┏━━

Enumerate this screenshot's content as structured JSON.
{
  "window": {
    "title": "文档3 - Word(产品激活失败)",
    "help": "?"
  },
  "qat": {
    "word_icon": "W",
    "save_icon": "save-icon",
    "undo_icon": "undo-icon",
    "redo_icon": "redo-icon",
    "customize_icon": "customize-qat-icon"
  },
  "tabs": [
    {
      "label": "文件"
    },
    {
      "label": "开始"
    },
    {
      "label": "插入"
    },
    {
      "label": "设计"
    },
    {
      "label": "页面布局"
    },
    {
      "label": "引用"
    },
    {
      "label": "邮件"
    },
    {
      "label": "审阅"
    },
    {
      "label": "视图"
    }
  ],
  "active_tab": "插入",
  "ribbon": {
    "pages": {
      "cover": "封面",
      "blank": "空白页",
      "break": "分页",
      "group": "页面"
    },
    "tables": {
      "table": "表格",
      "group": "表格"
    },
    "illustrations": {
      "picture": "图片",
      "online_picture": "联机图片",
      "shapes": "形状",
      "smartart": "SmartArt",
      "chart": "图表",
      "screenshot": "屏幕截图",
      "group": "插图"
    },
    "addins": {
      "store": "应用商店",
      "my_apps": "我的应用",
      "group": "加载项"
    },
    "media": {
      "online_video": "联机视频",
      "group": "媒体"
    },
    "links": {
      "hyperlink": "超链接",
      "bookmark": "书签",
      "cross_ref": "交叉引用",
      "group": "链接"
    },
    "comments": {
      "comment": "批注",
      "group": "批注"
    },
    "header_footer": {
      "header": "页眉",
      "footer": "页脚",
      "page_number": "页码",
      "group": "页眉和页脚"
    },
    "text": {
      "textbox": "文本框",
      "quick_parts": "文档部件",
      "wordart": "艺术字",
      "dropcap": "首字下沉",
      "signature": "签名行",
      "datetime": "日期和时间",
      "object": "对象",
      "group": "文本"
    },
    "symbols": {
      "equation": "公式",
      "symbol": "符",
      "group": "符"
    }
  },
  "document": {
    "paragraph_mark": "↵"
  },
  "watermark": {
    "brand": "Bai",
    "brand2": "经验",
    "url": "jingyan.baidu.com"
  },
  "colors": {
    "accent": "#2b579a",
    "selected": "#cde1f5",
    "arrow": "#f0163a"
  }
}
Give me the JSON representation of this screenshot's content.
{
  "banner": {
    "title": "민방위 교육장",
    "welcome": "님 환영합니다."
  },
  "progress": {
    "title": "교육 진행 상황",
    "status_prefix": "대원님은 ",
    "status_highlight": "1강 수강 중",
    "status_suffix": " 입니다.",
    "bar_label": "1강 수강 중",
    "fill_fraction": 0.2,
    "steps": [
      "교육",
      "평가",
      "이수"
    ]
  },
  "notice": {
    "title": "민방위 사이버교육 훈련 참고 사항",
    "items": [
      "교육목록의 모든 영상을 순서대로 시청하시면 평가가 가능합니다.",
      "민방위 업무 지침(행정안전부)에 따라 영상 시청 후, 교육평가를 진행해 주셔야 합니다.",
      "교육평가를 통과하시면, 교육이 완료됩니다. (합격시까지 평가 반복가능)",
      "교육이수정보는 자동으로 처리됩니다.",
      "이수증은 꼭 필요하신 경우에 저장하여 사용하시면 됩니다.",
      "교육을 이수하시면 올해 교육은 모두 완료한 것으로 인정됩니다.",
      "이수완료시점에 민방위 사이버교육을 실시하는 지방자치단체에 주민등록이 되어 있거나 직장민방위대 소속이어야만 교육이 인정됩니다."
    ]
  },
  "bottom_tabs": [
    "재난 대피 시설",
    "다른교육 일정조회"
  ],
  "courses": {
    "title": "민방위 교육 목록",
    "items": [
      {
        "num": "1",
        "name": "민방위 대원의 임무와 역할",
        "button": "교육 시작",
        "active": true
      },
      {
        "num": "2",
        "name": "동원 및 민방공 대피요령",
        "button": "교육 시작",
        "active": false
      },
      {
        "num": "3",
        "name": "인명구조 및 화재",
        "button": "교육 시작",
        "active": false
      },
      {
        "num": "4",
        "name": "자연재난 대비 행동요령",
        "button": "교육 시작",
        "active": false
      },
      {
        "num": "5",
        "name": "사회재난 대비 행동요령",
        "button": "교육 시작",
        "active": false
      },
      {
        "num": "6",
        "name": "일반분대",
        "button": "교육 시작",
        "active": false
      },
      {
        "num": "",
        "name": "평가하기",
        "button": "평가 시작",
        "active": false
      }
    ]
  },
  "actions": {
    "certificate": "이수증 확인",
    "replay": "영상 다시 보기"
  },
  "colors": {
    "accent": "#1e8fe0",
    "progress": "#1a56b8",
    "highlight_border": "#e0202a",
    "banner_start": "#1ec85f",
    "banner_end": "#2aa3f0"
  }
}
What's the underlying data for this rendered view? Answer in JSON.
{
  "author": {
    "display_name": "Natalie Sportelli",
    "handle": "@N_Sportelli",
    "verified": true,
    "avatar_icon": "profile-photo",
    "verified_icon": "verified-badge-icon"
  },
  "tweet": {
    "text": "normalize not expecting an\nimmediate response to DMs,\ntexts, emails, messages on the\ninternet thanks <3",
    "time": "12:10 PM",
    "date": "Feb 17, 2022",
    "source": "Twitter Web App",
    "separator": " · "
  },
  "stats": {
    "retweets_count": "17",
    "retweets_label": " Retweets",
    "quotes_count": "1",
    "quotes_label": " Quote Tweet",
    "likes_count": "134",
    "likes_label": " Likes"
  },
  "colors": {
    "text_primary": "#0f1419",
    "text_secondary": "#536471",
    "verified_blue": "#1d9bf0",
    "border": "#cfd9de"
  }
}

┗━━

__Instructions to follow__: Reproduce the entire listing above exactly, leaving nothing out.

__Answer for this exercise__:
Enumerate this screenshot's content as structured JSON.
{
  "window": {
    "title": "文档3 - Word(产品激活失败)",
    "help": "?"
  },
  "qat": {
    "word_icon": "W",
    "save_icon": "save-icon",
    "undo_icon": "undo-icon",
    "redo_icon": "redo-icon",
    "customize_icon": "customize-qat-icon"
  },
  "tabs": [
    {
      "label": "文件"
    },
    {
      "label": "开始"
    },
    {
      "label": "插入"
    },
    {
      "label": "设计"
    },
    {
      "label": "页面布局"
    },
    {
      "label": "引用"
    },
    {
      "label": "邮件"
    },
    {
      "label": "审阅"
    },
    {
      "label": "视图"
    }
  ],
  "active_tab": "插入",
  "ribbon": {
    "pages": {
      "cover": "封面",
      "blank": "空白页",
      "break": "分页",
      "group": "页面"
    },
    "tables": {
      "table": "表格",
      "group": "表格"
    },
    "illustrations": {
      "picture": "图片",
      "online_picture": "联机图片",
      "shapes": "形状",
      "smartart": "SmartArt",
      "chart": "图表",
      "screenshot": "屏幕截图",
      "group": "插图"
    },
    "addins": {
      "store": "应用商店",
      "my_apps": "我的应用",
      "group": "加载项"
    },
    "media": {
      "online_video": "联机视频",
      "group": "媒体"
    },
    "links": {
      "hyperlink": "超链接",
      "bookmark": "书签",
      "cross_ref": "交叉引用",
      "group": "链接"
    },
    "comments": {
      "comment": "批注",
      "group": "批注"
    },
    "header_footer": {
      "header": "页眉",
      "footer": "页脚",
      "page_number": "页码",
      "group": "页眉和页脚"
    },
    "text": {
      "textbox": "文本框",
      "quick_parts": "文档部件",
      "wordart": "艺术字",
      "dropcap": "首字下沉",
      "signature": "签名行",
      "datetime": "日期和时间",
      "object": "对象",
      "group": "文本"
    },
    "symbols": {
      "equation": "公式",
      "symbol": "符",
      "group": "符"
    }
  },
  "document": {
    "paragraph_mark": "↵"
  },
  "watermark": {
    "brand": "Bai",
    "brand2": "经验",
    "url": "jingyan.baidu.com"
  },
  "colors": {
    "accent": "#2b579a",
    "selected": "#cde1f5",
    "arrow": "#f0163a"
  }
}
Give me the JSON representation of this screenshot's content.
{
  "banner": {
    "title": "민방위 교육장",
    "welcome": "님 환영합니다."
  },
  "progress": {
    "title": "교육 진행 상황",
    "status_prefix": "대원님은 ",
    "status_highlight": "1강 수강 중",
    "status_suffix": " 입니다.",
    "bar_label": "1강 수강 중",
    "fill_fraction": 0.2,
    "steps": [
      "교육",
      "평가",
      "이수"
    ]
  },
  "notice": {
    "title": "민방위 사이버교육 훈련 참고 사항",
    "items": [
      "교육목록의 모든 영상을 순서대로 시청하시면 평가가 가능합니다.",
      "민방위 업무 지침(행정안전부)에 따라 영상 시청 후, 교육평가를 진행해 주셔야 합니다.",
      "교육평가를 통과하시면, 교육이 완료됩니다. (합격시까지 평가 반복가능)",
      "교육이수정보는 자동으로 처리됩니다.",
      "이수증은 꼭 필요하신 경우에 저장하여 사용하시면 됩니다.",
      "교육을 이수하시면 올해 교육은 모두 완료한 것으로 인정됩니다.",
      "이수완료시점에 민방위 사이버교육을 실시하는 지방자치단체에 주민등록이 되어 있거나 직장민방위대 소속이어야만 교육이 인정됩니다."
    ]
  },
  "bottom_tabs": [
    "재난 대피 시설",
    "다른교육 일정조회"
  ],
  "courses": {
    "title": "민방위 교육 목록",
    "items": [
      {
        "num": "1",
        "name": "민방위 대원의 임무와 역할",
        "button": "교육 시작",
        "active": true
      },
      {
        "num": "2",
        "name": "동원 및 민방공 대피요령",
        "button": "교육 시작",
        "active": false
      },
      {
        "num": "3",
        "name": "인명구조 및 화재",
        "button": "교육 시작",
        "active": false
      },
      {
        "num": "4",
        "name": "자연재난 대비 행동요령",
        "button": "교육 시작",
        "active": false
      },
      {
        "num": "5",
        "name": "사회재난 대비 행동요령",
        "button": "교육 시작",
        "active": false
      },
      {
        "num": "6",
        "name": "일반분대",
        "button": "교육 시작",
        "active": false
      },
      {
        "num": "",
        "name": "평가하기",
        "button": "평가 시작",
        "active": false
      }
    ]
  },
  "actions": {
    "certificate": "이수증 확인",
    "replay": "영상 다시 보기"
  },
  "colors": {
    "accent": "#1e8fe0",
    "progress": "#1a56b8",
    "highlight_border": "#e0202a",
    "banner_start": "#1ec85f",
    "banner_end": "#2aa3f0"
  }
}
What's the underlying data for this rendered view? Answer in JSON.
{
  "author": {
    "display_name": "Natalie Sportelli",
    "handle": "@N_Sportelli",
    "verified": true,
    "avatar_icon": "profile-photo",
    "verified_icon": "verified-badge-icon"
  },
  "tweet": {
    "text": "normalize not expecting an\nimmediate response to DMs,\ntexts, emails, messages on the\ninternet thanks <3",
    "time": "12:10 PM",
    "date": "Feb 17, 2022",
    "source": "Twitter Web App",
    "separator": " · "
  },
  "stats": {
    "retweets_count": "17",
    "retweets_label": " Retweets",
    "quotes_count": "1",
    "quotes_label": " Quote Tweet",
    "likes_count": "134",
    "likes_label": " Likes"
  },
  "colors": {
    "text_primary": "#0f1419",
    "text_secondary": "#536471",
    "verified_blue": "#1d9bf0",
    "border": "#cfd9de"
  }
}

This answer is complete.